- Co-curator：Jinli Shen, Sichuan Fine Arts Institute
From the atomic structure under the microscope to the Milky Way cloud in the vast outer space, photography expands our perception in time and space. Today, with the advent of the era of big data, reading pictures has become a shortcut for the public to obtain information.
However, does data through the camera lens still represent the real world? The showcased artists and institution use different combinations of photography and data to demonstrate their exploration from different perspectives.
The animated video by George Legrady Studio is a metaphor about how individuals adjust their behavior to conform to social norms and pressures. Li Yan uses the overlapping of layers between reality and illusion to display an individual's psychological cognition of things.
Two articles in the New York Times focus on new trends in data-driven media coverage. In recent years, the NYT newsroom has expanded its visual storytelling by encouraging collaboration among reporters, cartographers, videographers, programmers, illustrators, and statisticians.
Peter Ørntoft's data comes from social surveys, and his work uses cultural elements and photography to design data charts. Philipp Schmitt, who worked at the MIT Media Lab, explores the use of image recognition in artificial intelligence, one for AI's creative potential, and another for AI systems that are unique to semantics and photo editing.
Another artist working with artificial intelligence systems, Rodger Luo demonstrates AI's misreading of personal digital identities to remind us of the vigilance to the unknown world. Shaoyu Su's work combines photogrammetry and historical terrain data to create a futuristic visual scene.

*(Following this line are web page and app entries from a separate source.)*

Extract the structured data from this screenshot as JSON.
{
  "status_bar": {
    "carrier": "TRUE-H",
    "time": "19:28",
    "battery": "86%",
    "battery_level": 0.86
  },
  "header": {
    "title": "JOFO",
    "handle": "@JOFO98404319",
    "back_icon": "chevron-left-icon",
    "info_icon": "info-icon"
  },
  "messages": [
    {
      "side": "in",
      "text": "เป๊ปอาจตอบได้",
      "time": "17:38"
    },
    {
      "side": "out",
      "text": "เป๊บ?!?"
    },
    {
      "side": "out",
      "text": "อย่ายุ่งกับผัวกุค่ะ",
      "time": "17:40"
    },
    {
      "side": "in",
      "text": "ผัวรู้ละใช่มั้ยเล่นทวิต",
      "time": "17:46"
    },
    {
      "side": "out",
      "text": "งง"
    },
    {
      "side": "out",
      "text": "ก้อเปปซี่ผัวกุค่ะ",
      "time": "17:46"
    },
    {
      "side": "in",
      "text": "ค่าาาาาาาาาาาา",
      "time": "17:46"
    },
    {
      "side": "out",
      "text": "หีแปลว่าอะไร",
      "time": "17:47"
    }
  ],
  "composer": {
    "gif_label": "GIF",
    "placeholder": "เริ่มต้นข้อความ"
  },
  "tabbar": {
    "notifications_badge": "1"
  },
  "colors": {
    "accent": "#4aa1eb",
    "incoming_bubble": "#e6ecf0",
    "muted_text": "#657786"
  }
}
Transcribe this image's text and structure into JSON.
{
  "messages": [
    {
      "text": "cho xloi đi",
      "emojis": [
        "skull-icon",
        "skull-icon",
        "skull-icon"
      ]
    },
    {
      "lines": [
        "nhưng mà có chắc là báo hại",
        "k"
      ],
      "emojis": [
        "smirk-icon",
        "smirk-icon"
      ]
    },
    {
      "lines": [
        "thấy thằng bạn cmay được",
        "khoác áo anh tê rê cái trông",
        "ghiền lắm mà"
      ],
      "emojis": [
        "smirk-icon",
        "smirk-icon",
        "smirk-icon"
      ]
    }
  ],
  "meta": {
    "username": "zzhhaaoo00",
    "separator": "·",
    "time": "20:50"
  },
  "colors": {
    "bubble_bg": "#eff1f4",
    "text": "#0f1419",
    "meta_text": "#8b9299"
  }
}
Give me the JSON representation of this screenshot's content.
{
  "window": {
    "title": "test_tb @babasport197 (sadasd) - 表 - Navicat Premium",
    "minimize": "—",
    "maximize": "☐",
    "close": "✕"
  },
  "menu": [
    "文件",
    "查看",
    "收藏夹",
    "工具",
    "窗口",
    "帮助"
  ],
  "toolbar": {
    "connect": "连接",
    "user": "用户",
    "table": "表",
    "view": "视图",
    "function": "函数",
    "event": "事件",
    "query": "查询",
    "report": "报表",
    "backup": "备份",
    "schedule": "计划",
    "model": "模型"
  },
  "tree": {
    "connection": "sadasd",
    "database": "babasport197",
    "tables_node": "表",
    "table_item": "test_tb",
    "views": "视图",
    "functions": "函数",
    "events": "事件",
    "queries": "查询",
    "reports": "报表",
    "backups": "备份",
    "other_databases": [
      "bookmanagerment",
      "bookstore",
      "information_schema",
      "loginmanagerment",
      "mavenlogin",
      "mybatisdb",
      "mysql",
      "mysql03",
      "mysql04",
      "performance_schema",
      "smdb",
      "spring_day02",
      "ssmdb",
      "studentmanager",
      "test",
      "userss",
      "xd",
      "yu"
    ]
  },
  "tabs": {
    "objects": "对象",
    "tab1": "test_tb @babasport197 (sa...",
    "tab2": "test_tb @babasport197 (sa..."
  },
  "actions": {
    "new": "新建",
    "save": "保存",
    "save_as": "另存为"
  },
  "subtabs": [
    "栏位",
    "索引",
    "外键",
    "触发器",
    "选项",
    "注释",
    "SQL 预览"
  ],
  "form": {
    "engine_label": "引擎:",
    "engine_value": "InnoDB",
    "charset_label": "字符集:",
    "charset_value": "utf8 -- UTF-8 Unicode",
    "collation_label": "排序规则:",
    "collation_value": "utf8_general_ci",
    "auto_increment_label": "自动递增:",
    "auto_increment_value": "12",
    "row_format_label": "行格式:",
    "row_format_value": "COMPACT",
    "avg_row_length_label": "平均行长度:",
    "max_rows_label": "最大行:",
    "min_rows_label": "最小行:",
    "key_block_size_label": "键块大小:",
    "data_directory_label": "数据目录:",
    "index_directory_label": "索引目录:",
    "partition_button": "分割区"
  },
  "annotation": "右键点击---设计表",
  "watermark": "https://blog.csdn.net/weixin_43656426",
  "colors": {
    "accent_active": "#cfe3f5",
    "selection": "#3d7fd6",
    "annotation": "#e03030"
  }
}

What will big data and technology bring to art? The answer is still unknown. This curated photography exhibition presents only the scenery along the way. What we can know for sure is that this is just the beginning of the journey.